Exercise data:
§ §
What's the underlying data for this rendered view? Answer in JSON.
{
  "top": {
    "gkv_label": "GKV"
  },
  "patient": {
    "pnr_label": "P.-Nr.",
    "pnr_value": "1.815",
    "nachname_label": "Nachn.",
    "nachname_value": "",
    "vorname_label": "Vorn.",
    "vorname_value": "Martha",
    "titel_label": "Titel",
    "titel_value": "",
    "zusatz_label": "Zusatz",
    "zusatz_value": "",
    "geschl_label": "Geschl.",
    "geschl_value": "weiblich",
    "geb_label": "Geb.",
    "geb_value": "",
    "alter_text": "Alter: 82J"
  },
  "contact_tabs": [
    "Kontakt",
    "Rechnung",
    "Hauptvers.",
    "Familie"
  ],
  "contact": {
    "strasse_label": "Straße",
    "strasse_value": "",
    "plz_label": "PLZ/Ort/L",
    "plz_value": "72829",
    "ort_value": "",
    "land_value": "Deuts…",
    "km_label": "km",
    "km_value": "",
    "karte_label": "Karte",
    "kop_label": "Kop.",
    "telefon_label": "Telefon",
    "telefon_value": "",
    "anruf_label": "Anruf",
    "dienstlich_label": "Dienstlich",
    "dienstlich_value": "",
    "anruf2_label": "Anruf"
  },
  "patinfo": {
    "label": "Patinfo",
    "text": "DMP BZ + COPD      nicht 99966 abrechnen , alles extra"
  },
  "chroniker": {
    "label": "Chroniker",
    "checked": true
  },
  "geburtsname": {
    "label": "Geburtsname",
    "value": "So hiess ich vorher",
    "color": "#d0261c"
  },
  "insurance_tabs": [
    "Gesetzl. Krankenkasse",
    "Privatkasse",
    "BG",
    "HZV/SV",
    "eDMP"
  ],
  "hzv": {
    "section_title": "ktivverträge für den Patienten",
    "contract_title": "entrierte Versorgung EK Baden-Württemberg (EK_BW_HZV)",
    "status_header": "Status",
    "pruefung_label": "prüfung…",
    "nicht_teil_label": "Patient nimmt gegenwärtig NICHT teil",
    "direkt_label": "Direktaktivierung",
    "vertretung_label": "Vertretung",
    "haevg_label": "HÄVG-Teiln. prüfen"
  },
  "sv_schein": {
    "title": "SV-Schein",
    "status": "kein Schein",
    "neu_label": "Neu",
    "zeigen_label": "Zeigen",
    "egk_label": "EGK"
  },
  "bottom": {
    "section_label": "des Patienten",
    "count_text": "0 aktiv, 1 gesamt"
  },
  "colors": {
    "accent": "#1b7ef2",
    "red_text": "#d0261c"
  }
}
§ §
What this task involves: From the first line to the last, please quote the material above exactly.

The completed task:
What's the underlying data for this rendered view? Answer in JSON.
{
  "top": {
    "gkv_label": "GKV"
  },
  "patient": {
    "pnr_label": "P.-Nr.",
    "pnr_value": "1.815",
    "nachname_label": "Nachn.",
    "nachname_value": "",
    "vorname_label": "Vorn.",
    "vorname_value": "Martha",
    "titel_label": "Titel",
    "titel_value": "",
    "zusatz_label": "Zusatz",
    "zusatz_value": "",
    "geschl_label": "Geschl.",
    "geschl_value": "weiblich",
    "geb_label": "Geb.",
    "geb_value": "",
    "alter_text": "Alter: 82J"
  },
  "contact_tabs": [
    "Kontakt",
    "Rechnung",
    "Hauptvers.",
    "Familie"
  ],
  "contact": {
    "strasse_label": "Straße",
    "strasse_value": "",
    "plz_label": "PLZ/Ort/L",
    "plz_value": "72829",
    "ort_value": "",
    "land_value": "Deuts…",
    "km_label": "km",
    "km_value": "",
    "karte_label": "Karte",
    "kop_label": "Kop.",
    "telefon_label": "Telefon",
    "telefon_value": "",
    "anruf_label": "Anruf",
    "dienstlich_label": "Dienstlich",
    "dienstlich_value": "",
    "anruf2_label": "Anruf"
  },
  "patinfo": {
    "label": "Patinfo",
    "text": "DMP BZ + COPD      nicht 99966 abrechnen , alles extra"
  },
  "chroniker": {
    "label": "Chroniker",
    "checked": true
  },
  "geburtsname": {
    "label": "Geburtsname",
    "value": "So hiess ich vorher",
    "color": "#d0261c"
  },
  "insurance_tabs": [
    "Gesetzl. Krankenkasse",
    "Privatkasse",
    "BG",
    "HZV/SV",
    "eDMP"
  ],
  "hzv": {
    "section_title": "ktivverträge für den Patienten",
    "contract_title": "entrierte Versorgung EK Baden-Württemberg (EK_BW_HZV)",
    "status_header": "Status",
    "pruefung_label": "prüfung…",
    "nicht_teil_label": "Patient nimmt gegenwärtig NICHT teil",
    "direkt_label": "Direktaktivierung",
    "vertretung_label": "Vertretung",
    "haevg_label": "HÄVG-Teiln. prüfen"
  },
  "sv_schein": {
    "title": "SV-Schein",
    "status": "kein Schein",
    "neu_label": "Neu",
    "zeigen_label": "Zeigen",
    "egk_label": "EGK"
  },
  "bottom": {
    "section_label": "des Patienten",
    "count_text": "0 aktiv, 1 gesamt"
  },
  "colors": {
    "accent": "#1b7ef2",
    "red_text": "#d0261c"
  }
}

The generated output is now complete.